WHAT YOU NEED TO DO: With the pictures removed, set down all of the entries below exactly.

* * *

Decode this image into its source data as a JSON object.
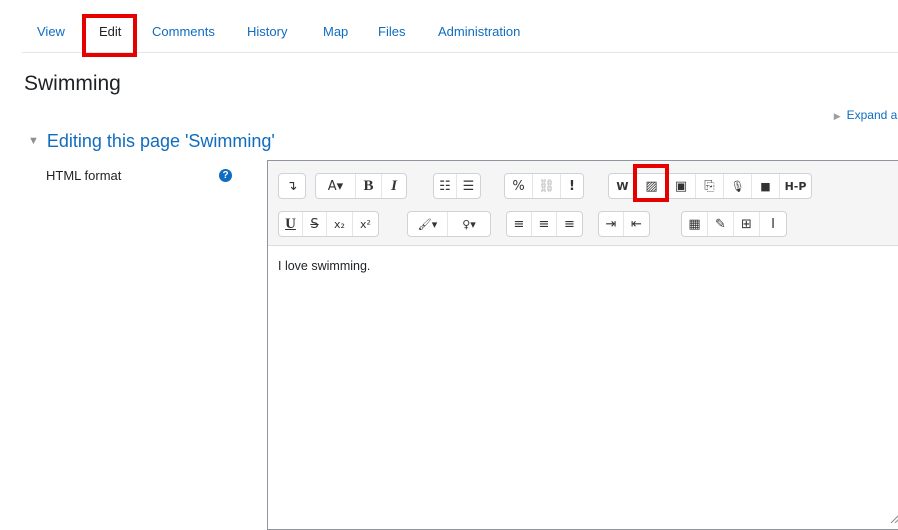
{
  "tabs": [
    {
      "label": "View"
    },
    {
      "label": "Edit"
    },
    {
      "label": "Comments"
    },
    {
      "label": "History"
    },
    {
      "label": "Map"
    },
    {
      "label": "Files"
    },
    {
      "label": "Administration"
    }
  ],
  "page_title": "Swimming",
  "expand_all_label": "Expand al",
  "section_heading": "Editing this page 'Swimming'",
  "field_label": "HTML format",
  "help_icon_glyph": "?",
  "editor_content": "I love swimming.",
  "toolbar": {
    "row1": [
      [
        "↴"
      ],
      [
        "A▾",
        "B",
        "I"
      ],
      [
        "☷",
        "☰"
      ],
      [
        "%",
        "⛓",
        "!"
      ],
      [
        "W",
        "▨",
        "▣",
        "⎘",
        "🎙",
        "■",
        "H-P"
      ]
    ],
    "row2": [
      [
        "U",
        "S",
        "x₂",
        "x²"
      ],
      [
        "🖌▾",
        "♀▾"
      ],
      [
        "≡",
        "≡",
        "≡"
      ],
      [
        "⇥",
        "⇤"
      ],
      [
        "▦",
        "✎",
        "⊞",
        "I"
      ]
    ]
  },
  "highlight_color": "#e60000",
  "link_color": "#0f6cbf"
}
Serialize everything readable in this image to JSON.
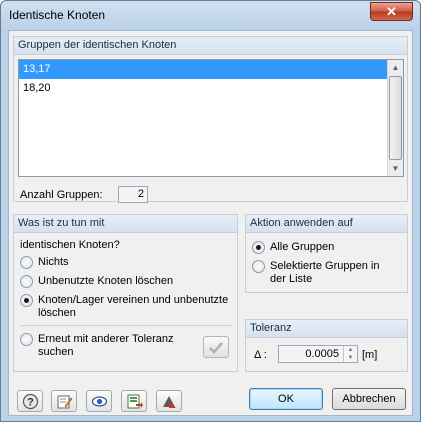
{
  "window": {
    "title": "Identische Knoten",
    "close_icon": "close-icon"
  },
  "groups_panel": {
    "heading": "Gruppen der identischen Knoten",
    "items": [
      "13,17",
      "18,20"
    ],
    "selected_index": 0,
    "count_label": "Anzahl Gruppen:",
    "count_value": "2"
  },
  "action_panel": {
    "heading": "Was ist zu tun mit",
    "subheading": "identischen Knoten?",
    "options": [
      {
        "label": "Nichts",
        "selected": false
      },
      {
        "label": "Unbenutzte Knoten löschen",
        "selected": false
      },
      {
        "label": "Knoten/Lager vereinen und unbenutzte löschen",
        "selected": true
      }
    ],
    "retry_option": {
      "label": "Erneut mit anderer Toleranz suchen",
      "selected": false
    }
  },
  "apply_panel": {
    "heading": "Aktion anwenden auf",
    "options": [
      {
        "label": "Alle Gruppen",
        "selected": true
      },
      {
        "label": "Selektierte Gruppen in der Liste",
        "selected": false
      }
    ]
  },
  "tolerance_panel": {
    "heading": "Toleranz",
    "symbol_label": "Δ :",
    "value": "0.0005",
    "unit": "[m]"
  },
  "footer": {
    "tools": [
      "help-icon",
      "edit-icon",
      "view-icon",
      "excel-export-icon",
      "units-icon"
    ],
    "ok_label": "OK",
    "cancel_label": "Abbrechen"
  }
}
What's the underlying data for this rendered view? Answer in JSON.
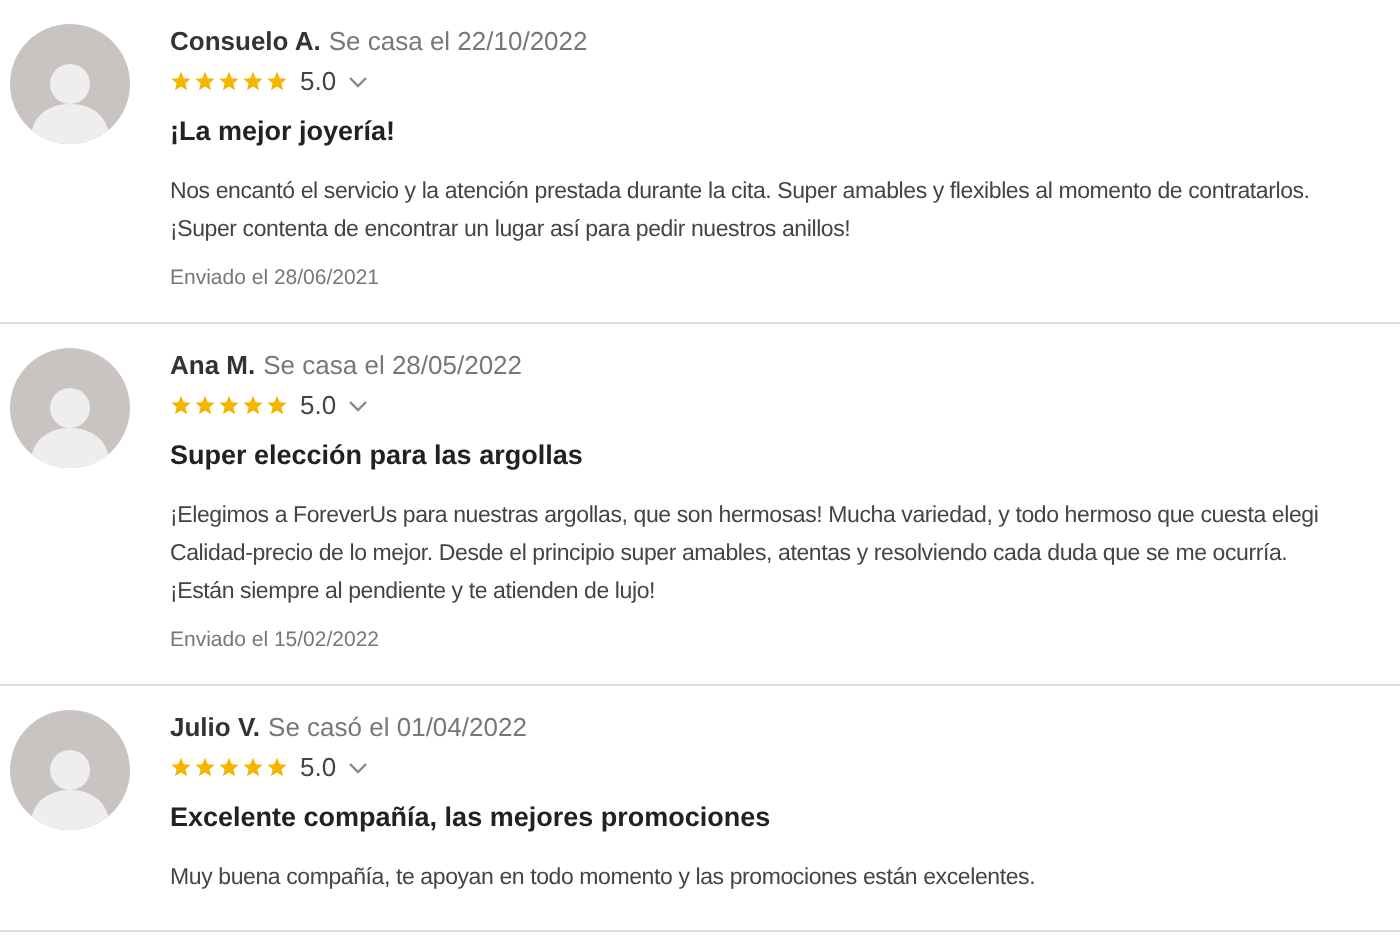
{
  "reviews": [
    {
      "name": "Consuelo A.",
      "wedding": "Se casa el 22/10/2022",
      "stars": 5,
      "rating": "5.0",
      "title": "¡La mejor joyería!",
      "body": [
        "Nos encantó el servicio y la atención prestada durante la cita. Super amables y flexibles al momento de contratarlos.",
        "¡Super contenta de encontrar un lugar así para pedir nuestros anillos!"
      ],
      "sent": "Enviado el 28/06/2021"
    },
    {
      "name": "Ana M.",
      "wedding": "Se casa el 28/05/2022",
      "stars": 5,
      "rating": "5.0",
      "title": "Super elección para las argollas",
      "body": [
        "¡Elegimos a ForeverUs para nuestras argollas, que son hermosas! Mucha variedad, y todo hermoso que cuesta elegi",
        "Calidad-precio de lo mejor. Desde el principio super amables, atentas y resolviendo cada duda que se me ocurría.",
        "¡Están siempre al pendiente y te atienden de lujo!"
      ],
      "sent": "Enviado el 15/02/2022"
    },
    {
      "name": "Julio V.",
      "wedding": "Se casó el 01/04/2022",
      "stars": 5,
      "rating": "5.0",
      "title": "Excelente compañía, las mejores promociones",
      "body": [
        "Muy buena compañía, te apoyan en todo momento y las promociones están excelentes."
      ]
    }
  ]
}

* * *

TASK RESPONSE:
Decode this image into its source data as a JSON object.
{
  "tabs": [
    {
      "label": "View"
    },
    {
      "label": "Edit"
    },
    {
      "label": "Comments"
    },
    {
      "label": "History"
    },
    {
      "label": "Map"
    },
    {
      "label": "Files"
    },
    {
      "label": "Administration"
    }
  ],
  "page_title": "Swimming",
  "expand_all_label": "Expand al",
  "section_heading": "Editing this page 'Swimming'",
  "field_label": "HTML format",
  "help_icon_glyph": "?",
  "editor_content": "I love swimming.",
  "toolbar": {
    "row1": [
      [
        "↴"
      ],
      [
        "A▾",
        "B",
        "I"
      ],
      [
        "☷",
        "☰"
      ],
      [
        "%",
        "⛓",
        "!"
      ],
      [
        "W",
        "▨",
        "▣",
        "⎘",
        "🎙",
        "■",
        "H-P"
      ]
    ],
    "row2": [
      [
        "U",
        "S",
        "x₂",
        "x²"
      ],
      [
        "🖌▾",
        "♀▾"
      ],
      [
        "≡",
        "≡",
        "≡"
      ],
      [
        "⇥",
        "⇤"
      ],
      [
        "▦",
        "✎",
        "⊞",
        "I"
      ]
    ]
  },
  "highlight_color": "#e60000",
  "link_color": "#0f6cbf"
}
Serialize everything readable in this image to JSON.
{
  "window": {
    "title": "Identische Knoten",
    "close_icon": "close-icon"
  },
  "groups_panel": {
    "heading": "Gruppen der identischen Knoten",
    "items": [
      "13,17",
      "18,20"
    ],
    "selected_index": 0,
    "count_label": "Anzahl Gruppen:",
    "count_value": "2"
  },
  "action_panel": {
    "heading": "Was ist zu tun mit",
    "subheading": "identischen Knoten?",
    "options": [
      {
        "label": "Nichts",
        "selected": false
      },
      {
        "label": "Unbenutzte Knoten löschen",
        "selected": false
      },
      {
        "label": "Knoten/Lager vereinen und unbenutzte löschen",
        "selected": true
      }
    ],
    "retry_option": {
      "label": "Erneut mit anderer Toleranz suchen",
      "selected": false
    }
  },
  "apply_panel": {
    "heading": "Aktion anwenden auf",
    "options": [
      {
        "label": "Alle Gruppen",
        "selected": true
      },
      {
        "label": "Selektierte Gruppen in der Liste",
        "selected": false
      }
    ]
  },
  "tolerance_panel": {
    "heading": "Toleranz",
    "symbol_label": "Δ :",
    "value": "0.0005",
    "unit": "[m]"
  },
  "footer": {
    "tools": [
      "help-icon",
      "edit-icon",
      "view-icon",
      "excel-export-icon",
      "units-icon"
    ],
    "ok_label": "OK",
    "cancel_label": "Abbrechen"
  }
}
What's the underlying data for this rendered view? Answer in JSON.
{
  "reviews": [
    {
      "name": "Consuelo A.",
      "wedding": "Se casa el 22/10/2022",
      "stars": 5,
      "rating": "5.0",
      "title": "¡La mejor joyería!",
      "body": [
        "Nos encantó el servicio y la atención prestada durante la cita. Super amables y flexibles al momento de contratarlos.",
        "¡Super contenta de encontrar un lugar así para pedir nuestros anillos!"
      ],
      "sent": "Enviado el 28/06/2021"
    },
    {
      "name": "Ana M.",
      "wedding": "Se casa el 28/05/2022",
      "stars": 5,
      "rating": "5.0",
      "title": "Super elección para las argollas",
      "body": [
        "¡Elegimos a ForeverUs para nuestras argollas, que son hermosas! Mucha variedad, y todo hermoso que cuesta elegi",
        "Calidad-precio de lo mejor. Desde el principio super amables, atentas y resolviendo cada duda que se me ocurría.",
        "¡Están siempre al pendiente y te atienden de lujo!"
      ],
      "sent": "Enviado el 15/02/2022"
    },
    {
      "name": "Julio V.",
      "wedding": "Se casó el 01/04/2022",
      "stars": 5,
      "rating": "5.0",
      "title": "Excelente compañía, las mejores promociones",
      "body": [
        "Muy buena compañía, te apoyan en todo momento y las promociones están excelentes."
      ]
    }
  ]
}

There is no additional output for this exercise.